  • *:They burned the old gun that used to stand in the dark corner up in the garret, close to the stuffed fox that always grinned so fiercely. Perhaps the reason why he seemed in such a ghastly rage was that he did not come by his death fairly. Otherwise his pelt would not have been so perfect.
  • (lb) To injure (a person or animal) with heat or caustic chemicals.
  • :
  • (lb) To make or produce by the application of fire or burning heat.
  • :
  • (lb) To consume, injure, or change the condition of, as if by action of fire or heat; to affect as fire or heat does.
  • :
  • *(William Shakespeare) (1564-1616)
  • *:This tyrant fever burns me up.
  • *(John Dryden) (1631-1700)
  • *:This dry sorrow burns up all my tears.
  • To cauterize.
  • To betray.
  • :
  • To write data to a permanent storage medium like a compact disc or a ROM chip.
  • :
  • (lb) To waste (time).
  • :
  • To insult or defeat.
  • :
  • In pontoon, to swap a pair of cards for another pair. Also to deal a dead card.
  • (lb) To increase the exposure for certain areas of a print in order to make them lighter (compare (dodge)).
  • To combine energetically, with evolution of heat.
  • :
  • To cause to combine with oxygen or other active agent, with evolution of heat; to consume; to oxidize.
  • :
  • In certain games, to approach near to a concealed object which is sought.
  • :
  • Derived terms
    * burn a hole in one's pocket * * burn book * burn down * burn in * burn out * burn rubber * burn the roof * burn through * burn up * burner * burnout * ears are burning

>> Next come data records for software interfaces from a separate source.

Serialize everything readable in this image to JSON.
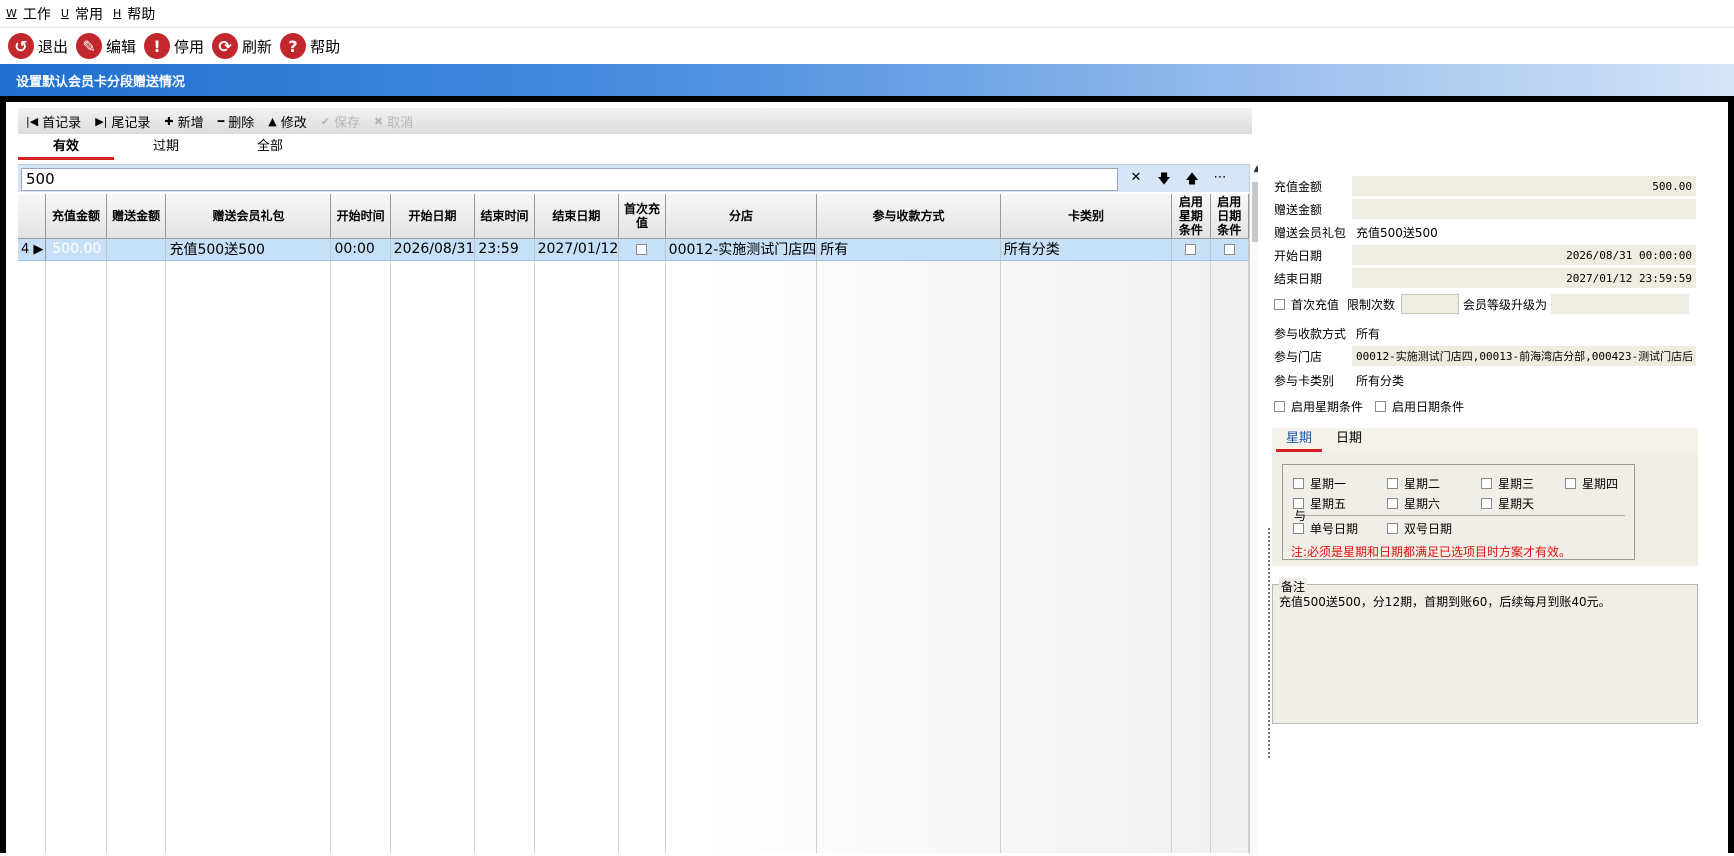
{
  "menu": [
    {
      "key": "W",
      "label": "工作"
    },
    {
      "key": "U",
      "label": "常用"
    },
    {
      "key": "H",
      "label": "帮助"
    }
  ],
  "toolbar": {
    "exit_label": "退出",
    "edit_label": "编辑",
    "disable_label": "停用",
    "refresh_label": "刷新",
    "help_label": "帮助"
  },
  "title": "设置默认会员卡分段赠送情况",
  "record_toolbar": {
    "first_label": "首记录",
    "last_label": "尾记录",
    "add_label": "新增",
    "delete_label": "删除",
    "modify_label": "修改",
    "save_label": "保存",
    "cancel_label": "取消"
  },
  "status_tabs": [
    "有效",
    "过期",
    "全部"
  ],
  "filter": {
    "value": "500"
  },
  "grid": {
    "columns": [
      "充值金额",
      "赠送金额",
      "赠送会员礼包",
      "开始时间",
      "开始日期",
      "结束时间",
      "结束日期",
      "首次充值",
      "分店",
      "参与收款方式",
      "卡类别",
      "启用星期条件",
      "启用日期条件"
    ],
    "rows": [
      {
        "row_no": "4",
        "recharge": "500.00",
        "gift_amount": "",
        "gift_pack": "充值500送500",
        "start_time": "00:00",
        "start_date": "2026/08/31",
        "end_time": "23:59",
        "end_date": "2027/01/12",
        "branch": "00012-实施测试门店四",
        "payment": "所有",
        "card_type": "所有分类"
      }
    ]
  },
  "detail": {
    "recharge_label": "充值金额",
    "recharge_value": "500.00",
    "gift_amount_label": "赠送金额",
    "gift_amount_value": "",
    "gift_pack_label": "赠送会员礼包",
    "gift_pack_value": "充值500送500",
    "start_date_label": "开始日期",
    "start_date_value": "2026/08/31 00:00:00",
    "end_date_label": "结束日期",
    "end_date_value": "2027/01/12 23:59:59",
    "first_recharge_label": "首次充值",
    "limit_count_label": "限制次数",
    "limit_count_value": "",
    "upgrade_label": "会员等级升级为",
    "upgrade_value": "",
    "payment_label": "参与收款方式",
    "payment_value": "所有",
    "store_label": "参与门店",
    "store_value": "00012-实施测试门店四,00013-前海湾店分部,000423-测试门店后",
    "card_type_label": "参与卡类别",
    "card_type_value": "所有分类",
    "enable_week_label": "启用星期条件",
    "enable_date_label": "启用日期条件"
  },
  "cond_tabs": [
    "星期",
    "日期"
  ],
  "weekdays": [
    "星期一",
    "星期二",
    "星期三",
    "星期四",
    "星期五",
    "星期六",
    "星期天"
  ],
  "and_label": "与",
  "odd_date_label": "单号日期",
  "even_date_label": "双号日期",
  "cond_note": "注:必须是星期和日期都满足已选项目时方案才有效。",
  "notes_title": "备注",
  "notes_text": "充值500送500，分12期，首期到账60，后续每月到账40元。"
}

    Etymology 2

    From (etyl) burn, bourne, from (etyl) burne, .

    Noun

    (en noun)
  • (Scotland, northern England) A stream.
  • * 1881 , Gerard Manley Hopkins,
  • THIS darksome burn , horseback brown,
    His rollrock highroad roaring down,
    In coop and in comb the fleece of his foam
    Flutes and low to the lake falls home.
  • * 1881 , :
  • He may pitch on some tuft of lilacs over a burn , and smoke innumerable pipes to the tune of the water on the stones.
  • * 2008 , (James Kelman), Kieron Smith, Boy , Penguin 2009, page 105:
  • When it was too heavy rain the burn ran very high and wide and ye could never jump it.

    bourn

    English

    Etymology 1

    Doublet of .

    Noun

    (en noun)
  • A small stream or brook.
  • * Spenser
  • My little boat can safely pass this perilous bourn .

    Etymology 2

    From (etyl) borne.

    Noun

    (en noun)
  • destination
  • limit
  • See also

    * bourne

    Anagrams

    *